### Your objective:
Skip the images and print the listing exactly.

···

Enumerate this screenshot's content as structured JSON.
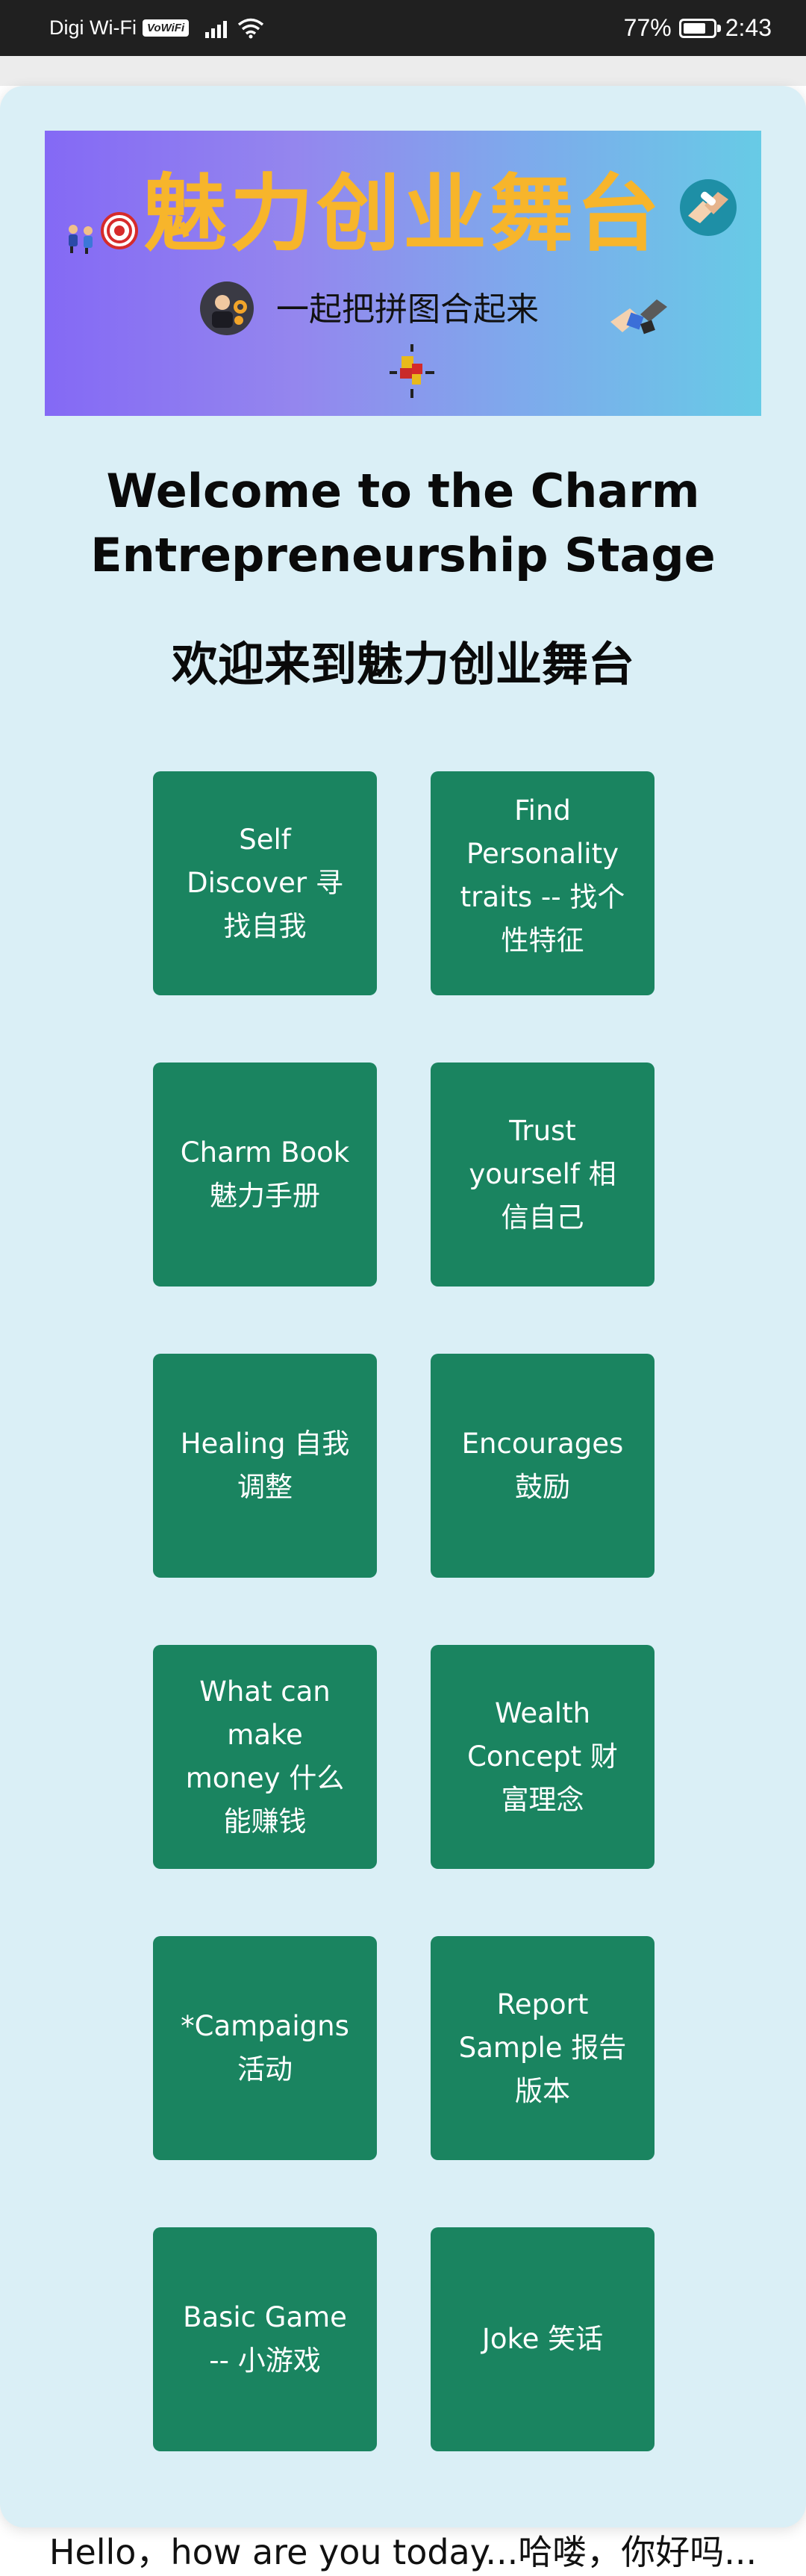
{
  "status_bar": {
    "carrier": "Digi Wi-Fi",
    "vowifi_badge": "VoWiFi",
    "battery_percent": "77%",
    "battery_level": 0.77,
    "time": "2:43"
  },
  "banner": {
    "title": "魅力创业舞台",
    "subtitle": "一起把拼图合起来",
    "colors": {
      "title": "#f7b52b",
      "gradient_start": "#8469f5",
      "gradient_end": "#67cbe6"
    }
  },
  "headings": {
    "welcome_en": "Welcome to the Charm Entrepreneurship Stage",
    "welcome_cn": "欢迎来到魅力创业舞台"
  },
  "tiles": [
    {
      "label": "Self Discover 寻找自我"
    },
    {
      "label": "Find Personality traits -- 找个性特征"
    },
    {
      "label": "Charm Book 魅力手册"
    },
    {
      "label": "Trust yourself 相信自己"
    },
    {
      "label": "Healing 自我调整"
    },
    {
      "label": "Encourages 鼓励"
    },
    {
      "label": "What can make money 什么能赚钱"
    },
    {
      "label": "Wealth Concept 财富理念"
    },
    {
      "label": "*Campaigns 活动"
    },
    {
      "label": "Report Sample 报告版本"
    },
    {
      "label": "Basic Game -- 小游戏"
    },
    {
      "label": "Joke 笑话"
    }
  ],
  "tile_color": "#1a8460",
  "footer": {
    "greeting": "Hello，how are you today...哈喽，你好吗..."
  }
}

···

### Your response:
Enumerate this screenshot's content as structured JSON.
{
  "status_bar": {
    "carrier": "Digi Wi-Fi",
    "vowifi_badge": "VoWiFi",
    "battery_percent": "77%",
    "battery_level": 0.77,
    "time": "2:43"
  },
  "banner": {
    "title": "魅力创业舞台",
    "subtitle": "一起把拼图合起来",
    "colors": {
      "title": "#f7b52b",
      "gradient_start": "#8469f5",
      "gradient_end": "#67cbe6"
    }
  },
  "headings": {
    "welcome_en": "Welcome to the Charm Entrepreneurship Stage",
    "welcome_cn": "欢迎来到魅力创业舞台"
  },
  "tiles": [
    {
      "label": "Self Discover 寻找自我"
    },
    {
      "label": "Find Personality traits -- 找个性特征"
    },
    {
      "label": "Charm Book 魅力手册"
    },
    {
      "label": "Trust yourself 相信自己"
    },
    {
      "label": "Healing 自我调整"
    },
    {
      "label": "Encourages 鼓励"
    },
    {
      "label": "What can make money 什么能赚钱"
    },
    {
      "label": "Wealth Concept 财富理念"
    },
    {
      "label": "*Campaigns 活动"
    },
    {
      "label": "Report Sample 报告版本"
    },
    {
      "label": "Basic Game -- 小游戏"
    },
    {
      "label": "Joke 笑话"
    }
  ],
  "tile_color": "#1a8460",
  "footer": {
    "greeting": "Hello，how are you today...哈喽，你好吗..."
  }
}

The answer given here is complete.